- [Material provided]:
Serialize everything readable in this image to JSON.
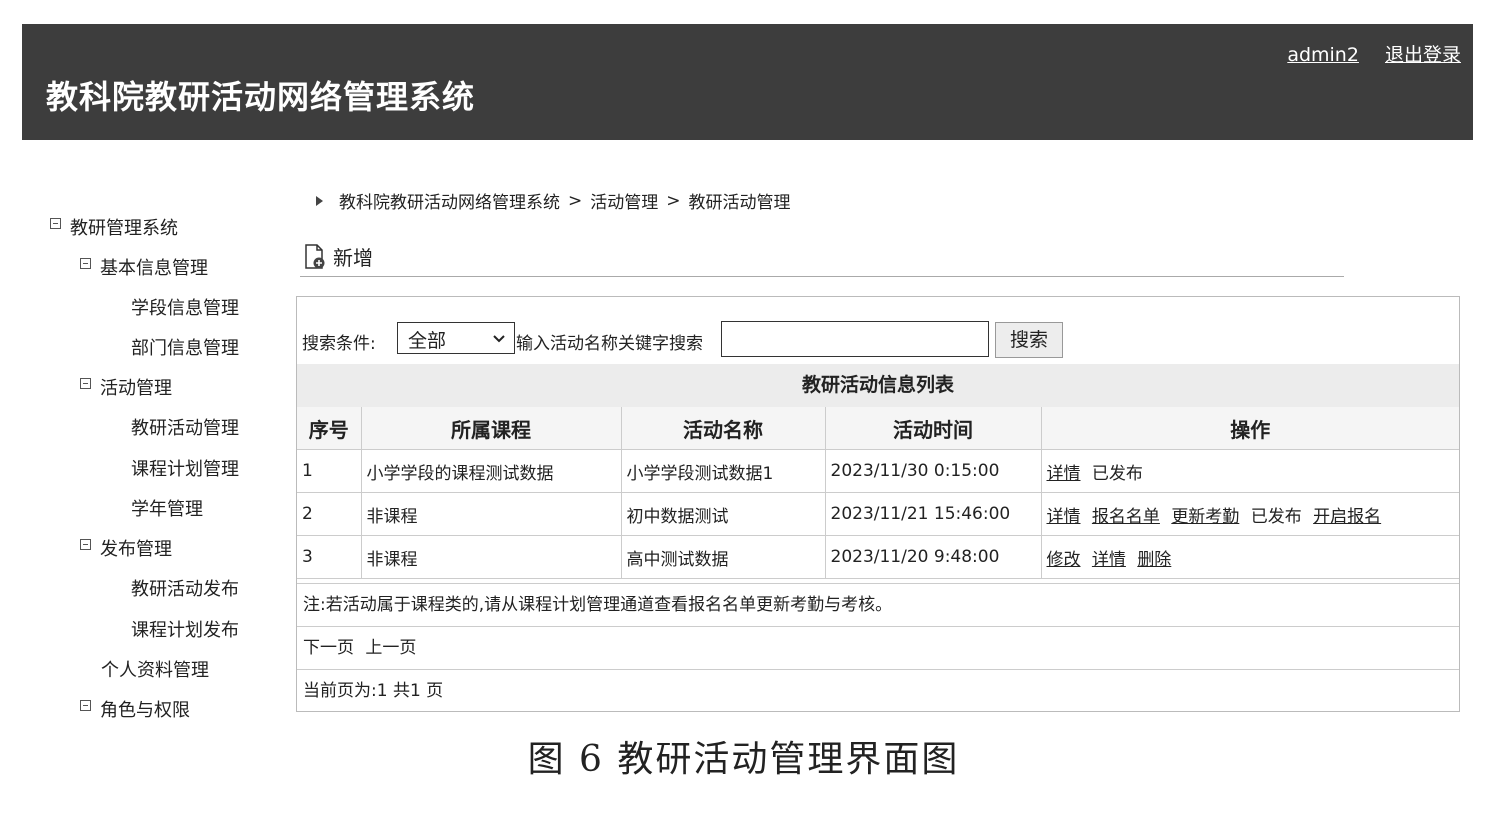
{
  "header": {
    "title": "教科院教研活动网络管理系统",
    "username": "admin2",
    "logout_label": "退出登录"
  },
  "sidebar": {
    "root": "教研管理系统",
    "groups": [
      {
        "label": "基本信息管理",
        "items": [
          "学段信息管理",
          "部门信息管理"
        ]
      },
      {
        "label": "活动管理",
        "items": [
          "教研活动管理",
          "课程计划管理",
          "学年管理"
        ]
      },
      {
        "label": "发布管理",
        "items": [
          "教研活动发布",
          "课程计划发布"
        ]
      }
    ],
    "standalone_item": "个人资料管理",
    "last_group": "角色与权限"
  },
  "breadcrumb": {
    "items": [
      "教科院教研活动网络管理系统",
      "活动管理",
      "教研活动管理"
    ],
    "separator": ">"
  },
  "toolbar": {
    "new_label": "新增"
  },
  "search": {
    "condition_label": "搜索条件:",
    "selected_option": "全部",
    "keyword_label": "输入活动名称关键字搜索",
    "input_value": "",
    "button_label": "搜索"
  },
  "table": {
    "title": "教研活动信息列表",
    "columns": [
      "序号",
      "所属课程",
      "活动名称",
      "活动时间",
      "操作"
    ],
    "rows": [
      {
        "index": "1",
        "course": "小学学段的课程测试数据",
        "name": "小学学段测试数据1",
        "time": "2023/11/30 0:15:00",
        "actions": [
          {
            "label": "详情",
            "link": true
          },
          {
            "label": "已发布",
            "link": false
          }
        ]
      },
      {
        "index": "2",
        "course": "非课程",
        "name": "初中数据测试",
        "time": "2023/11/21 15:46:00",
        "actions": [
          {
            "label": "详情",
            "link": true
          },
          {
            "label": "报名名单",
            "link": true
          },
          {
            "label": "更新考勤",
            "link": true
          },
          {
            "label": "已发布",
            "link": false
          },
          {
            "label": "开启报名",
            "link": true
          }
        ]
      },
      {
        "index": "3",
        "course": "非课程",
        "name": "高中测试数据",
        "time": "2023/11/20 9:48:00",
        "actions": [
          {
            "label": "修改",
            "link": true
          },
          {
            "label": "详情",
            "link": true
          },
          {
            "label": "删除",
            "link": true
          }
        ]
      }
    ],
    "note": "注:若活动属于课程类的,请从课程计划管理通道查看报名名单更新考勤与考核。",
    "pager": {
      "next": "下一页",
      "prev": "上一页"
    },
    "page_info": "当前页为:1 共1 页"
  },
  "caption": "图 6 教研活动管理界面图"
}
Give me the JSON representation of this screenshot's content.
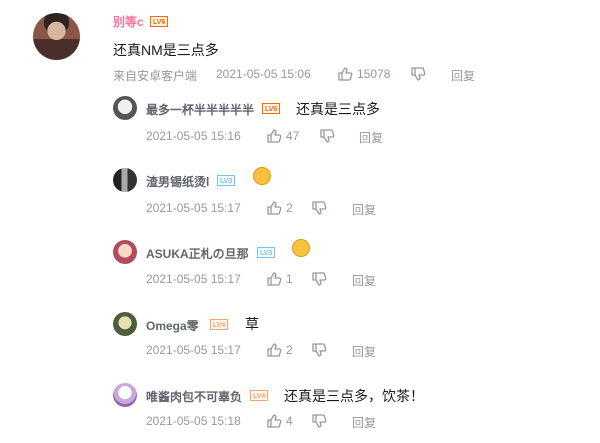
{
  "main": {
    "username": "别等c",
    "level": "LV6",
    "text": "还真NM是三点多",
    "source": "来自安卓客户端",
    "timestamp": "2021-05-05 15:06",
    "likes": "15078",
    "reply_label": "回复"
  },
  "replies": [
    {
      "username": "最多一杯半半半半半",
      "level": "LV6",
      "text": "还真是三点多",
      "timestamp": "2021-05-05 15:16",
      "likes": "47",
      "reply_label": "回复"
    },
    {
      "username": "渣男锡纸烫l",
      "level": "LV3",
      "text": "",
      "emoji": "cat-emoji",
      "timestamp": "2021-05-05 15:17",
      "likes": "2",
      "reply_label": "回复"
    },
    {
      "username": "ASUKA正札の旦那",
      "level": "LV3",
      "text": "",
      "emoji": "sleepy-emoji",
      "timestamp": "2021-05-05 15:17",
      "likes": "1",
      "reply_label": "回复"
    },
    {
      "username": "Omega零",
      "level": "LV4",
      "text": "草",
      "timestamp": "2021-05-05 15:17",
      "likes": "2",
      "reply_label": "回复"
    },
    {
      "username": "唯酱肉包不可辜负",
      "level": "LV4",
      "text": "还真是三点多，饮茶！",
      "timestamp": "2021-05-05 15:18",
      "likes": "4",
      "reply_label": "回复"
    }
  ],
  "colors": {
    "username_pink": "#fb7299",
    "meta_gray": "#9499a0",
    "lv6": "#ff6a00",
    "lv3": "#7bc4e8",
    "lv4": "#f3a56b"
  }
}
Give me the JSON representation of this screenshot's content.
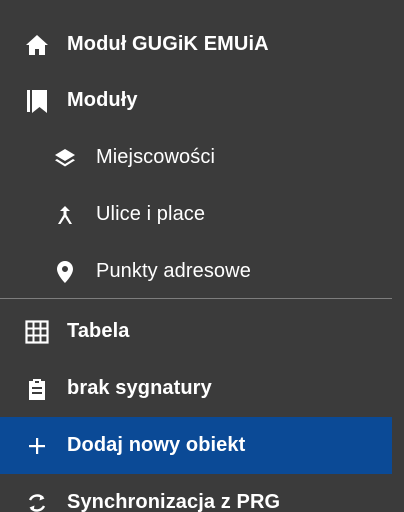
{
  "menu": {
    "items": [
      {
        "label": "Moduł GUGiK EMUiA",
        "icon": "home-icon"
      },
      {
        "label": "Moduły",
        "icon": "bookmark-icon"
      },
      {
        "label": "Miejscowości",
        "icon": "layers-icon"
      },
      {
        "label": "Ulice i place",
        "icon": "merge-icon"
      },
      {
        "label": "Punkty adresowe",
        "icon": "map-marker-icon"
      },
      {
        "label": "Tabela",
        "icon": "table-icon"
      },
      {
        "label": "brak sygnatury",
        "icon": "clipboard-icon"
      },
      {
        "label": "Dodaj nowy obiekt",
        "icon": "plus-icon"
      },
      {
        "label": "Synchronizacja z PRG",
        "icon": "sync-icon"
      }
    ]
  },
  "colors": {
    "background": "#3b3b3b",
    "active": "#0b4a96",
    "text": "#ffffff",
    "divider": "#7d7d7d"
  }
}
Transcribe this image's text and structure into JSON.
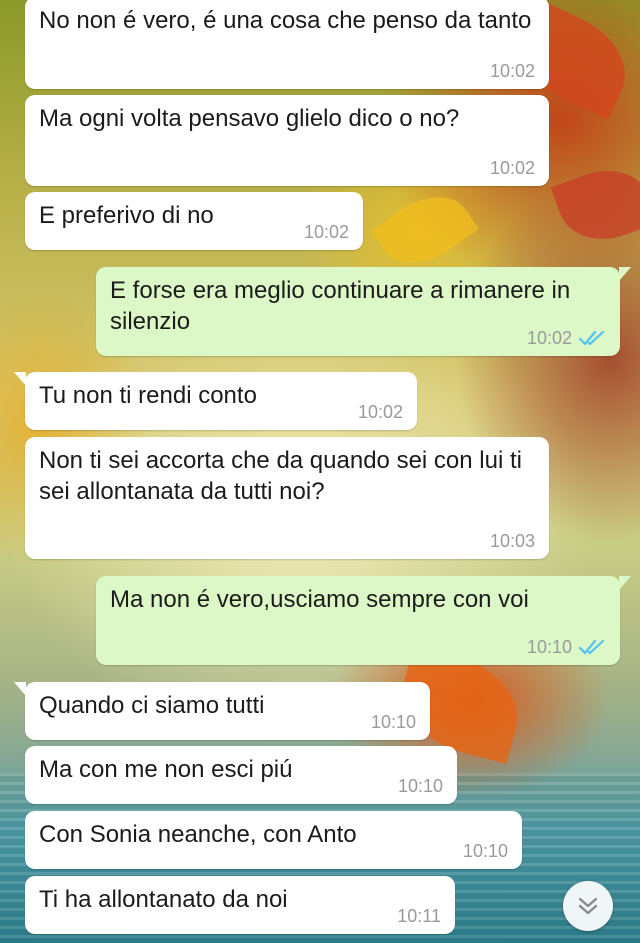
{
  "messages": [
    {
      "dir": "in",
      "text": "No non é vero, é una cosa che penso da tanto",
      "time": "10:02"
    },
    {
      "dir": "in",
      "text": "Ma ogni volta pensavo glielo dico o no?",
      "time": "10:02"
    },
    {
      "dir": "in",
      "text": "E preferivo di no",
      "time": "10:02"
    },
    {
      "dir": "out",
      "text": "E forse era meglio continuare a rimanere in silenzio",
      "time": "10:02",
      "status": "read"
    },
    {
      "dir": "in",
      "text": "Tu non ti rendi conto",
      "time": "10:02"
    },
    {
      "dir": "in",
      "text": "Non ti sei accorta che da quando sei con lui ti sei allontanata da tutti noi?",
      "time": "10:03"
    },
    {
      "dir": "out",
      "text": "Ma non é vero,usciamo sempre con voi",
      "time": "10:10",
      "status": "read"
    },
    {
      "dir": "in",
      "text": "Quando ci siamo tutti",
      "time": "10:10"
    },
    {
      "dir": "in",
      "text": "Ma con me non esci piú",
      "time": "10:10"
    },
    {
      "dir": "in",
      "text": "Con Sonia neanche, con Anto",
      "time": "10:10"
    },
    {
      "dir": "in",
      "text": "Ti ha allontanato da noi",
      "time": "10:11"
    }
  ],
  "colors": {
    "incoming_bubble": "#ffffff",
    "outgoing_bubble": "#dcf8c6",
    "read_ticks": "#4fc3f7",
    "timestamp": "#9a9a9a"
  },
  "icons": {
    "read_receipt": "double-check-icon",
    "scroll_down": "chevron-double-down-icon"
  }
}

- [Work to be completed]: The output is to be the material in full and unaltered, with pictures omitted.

- [Output for this exercise]:
Serialize everything readable in this image to JSON.
{
  "header": {
    "title": "教科院教研活动网络管理系统",
    "username": "admin2",
    "logout_label": "退出登录"
  },
  "sidebar": {
    "root": "教研管理系统",
    "groups": [
      {
        "label": "基本信息管理",
        "items": [
          "学段信息管理",
          "部门信息管理"
        ]
      },
      {
        "label": "活动管理",
        "items": [
          "教研活动管理",
          "课程计划管理",
          "学年管理"
        ]
      },
      {
        "label": "发布管理",
        "items": [
          "教研活动发布",
          "课程计划发布"
        ]
      }
    ],
    "standalone_item": "个人资料管理",
    "last_group": "角色与权限"
  },
  "breadcrumb": {
    "items": [
      "教科院教研活动网络管理系统",
      "活动管理",
      "教研活动管理"
    ],
    "separator": ">"
  },
  "toolbar": {
    "new_label": "新增"
  },
  "search": {
    "condition_label": "搜索条件:",
    "selected_option": "全部",
    "keyword_label": "输入活动名称关键字搜索",
    "input_value": "",
    "button_label": "搜索"
  },
  "table": {
    "title": "教研活动信息列表",
    "columns": [
      "序号",
      "所属课程",
      "活动名称",
      "活动时间",
      "操作"
    ],
    "rows": [
      {
        "index": "1",
        "course": "小学学段的课程测试数据",
        "name": "小学学段测试数据1",
        "time": "2023/11/30 0:15:00",
        "actions": [
          {
            "label": "详情",
            "link": true
          },
          {
            "label": "已发布",
            "link": false
          }
        ]
      },
      {
        "index": "2",
        "course": "非课程",
        "name": "初中数据测试",
        "time": "2023/11/21 15:46:00",
        "actions": [
          {
            "label": "详情",
            "link": true
          },
          {
            "label": "报名名单",
            "link": true
          },
          {
            "label": "更新考勤",
            "link": true
          },
          {
            "label": "已发布",
            "link": false
          },
          {
            "label": "开启报名",
            "link": true
          }
        ]
      },
      {
        "index": "3",
        "course": "非课程",
        "name": "高中测试数据",
        "time": "2023/11/20 9:48:00",
        "actions": [
          {
            "label": "修改",
            "link": true
          },
          {
            "label": "详情",
            "link": true
          },
          {
            "label": "删除",
            "link": true
          }
        ]
      }
    ],
    "note": "注:若活动属于课程类的,请从课程计划管理通道查看报名名单更新考勤与考核。",
    "pager": {
      "next": "下一页",
      "prev": "上一页"
    },
    "page_info": "当前页为:1 共1 页"
  },
  "caption": "图 6 教研活动管理界面图"
}
Give me the JSON representation of this screenshot's content.
{
  "main": {
    "username": "别等c",
    "level": "LV6",
    "text": "还真NM是三点多",
    "source": "来自安卓客户端",
    "timestamp": "2021-05-05 15:06",
    "likes": "15078",
    "reply_label": "回复"
  },
  "replies": [
    {
      "username": "最多一杯半半半半半",
      "level": "LV6",
      "text": "还真是三点多",
      "timestamp": "2021-05-05 15:16",
      "likes": "47",
      "reply_label": "回复"
    },
    {
      "username": "渣男锡纸烫l",
      "level": "LV3",
      "text": "",
      "emoji": "cat-emoji",
      "timestamp": "2021-05-05 15:17",
      "likes": "2",
      "reply_label": "回复"
    },
    {
      "username": "ASUKA正札の旦那",
      "level": "LV3",
      "text": "",
      "emoji": "sleepy-emoji",
      "timestamp": "2021-05-05 15:17",
      "likes": "1",
      "reply_label": "回复"
    },
    {
      "username": "Omega零",
      "level": "LV4",
      "text": "草",
      "timestamp": "2021-05-05 15:17",
      "likes": "2",
      "reply_label": "回复"
    },
    {
      "username": "唯酱肉包不可辜负",
      "level": "LV4",
      "text": "还真是三点多，饮茶！",
      "timestamp": "2021-05-05 15:18",
      "likes": "4",
      "reply_label": "回复"
    }
  ],
  "colors": {
    "username_pink": "#fb7299",
    "meta_gray": "#9499a0",
    "lv6": "#ff6a00",
    "lv3": "#7bc4e8",
    "lv4": "#f3a56b"
  }
}
Give me the JSON representation of this screenshot's content.
{
  "menu": {
    "items": [
      {
        "label": "Moduł GUGiK EMUiA",
        "icon": "home-icon"
      },
      {
        "label": "Moduły",
        "icon": "bookmark-icon"
      },
      {
        "label": "Miejscowości",
        "icon": "layers-icon"
      },
      {
        "label": "Ulice i place",
        "icon": "merge-icon"
      },
      {
        "label": "Punkty adresowe",
        "icon": "map-marker-icon"
      },
      {
        "label": "Tabela",
        "icon": "table-icon"
      },
      {
        "label": "brak sygnatury",
        "icon": "clipboard-icon"
      },
      {
        "label": "Dodaj nowy obiekt",
        "icon": "plus-icon"
      },
      {
        "label": "Synchronizacja z PRG",
        "icon": "sync-icon"
      }
    ]
  },
  "colors": {
    "background": "#3b3b3b",
    "active": "#0b4a96",
    "text": "#ffffff",
    "divider": "#7d7d7d"
  }
}
Transcribe this image's text and structure into JSON.
{
  "messages": [
    {
      "dir": "in",
      "text": "No non é vero, é una cosa che penso da tanto",
      "time": "10:02"
    },
    {
      "dir": "in",
      "text": "Ma ogni volta pensavo glielo dico o no?",
      "time": "10:02"
    },
    {
      "dir": "in",
      "text": "E preferivo di no",
      "time": "10:02"
    },
    {
      "dir": "out",
      "text": "E forse era meglio continuare a rimanere in silenzio",
      "time": "10:02",
      "status": "read"
    },
    {
      "dir": "in",
      "text": "Tu non ti rendi conto",
      "time": "10:02"
    },
    {
      "dir": "in",
      "text": "Non ti sei accorta che da quando sei con lui ti sei allontanata da tutti noi?",
      "time": "10:03"
    },
    {
      "dir": "out",
      "text": "Ma non é vero,usciamo sempre con voi",
      "time": "10:10",
      "status": "read"
    },
    {
      "dir": "in",
      "text": "Quando ci siamo tutti",
      "time": "10:10"
    },
    {
      "dir": "in",
      "text": "Ma con me non esci piú",
      "time": "10:10"
    },
    {
      "dir": "in",
      "text": "Con Sonia neanche, con Anto",
      "time": "10:10"
    },
    {
      "dir": "in",
      "text": "Ti ha allontanato da noi",
      "time": "10:11"
    }
  ],
  "colors": {
    "incoming_bubble": "#ffffff",
    "outgoing_bubble": "#dcf8c6",
    "read_ticks": "#4fc3f7",
    "timestamp": "#9a9a9a"
  },
  "icons": {
    "read_receipt": "double-check-icon",
    "scroll_down": "chevron-double-down-icon"
  }
}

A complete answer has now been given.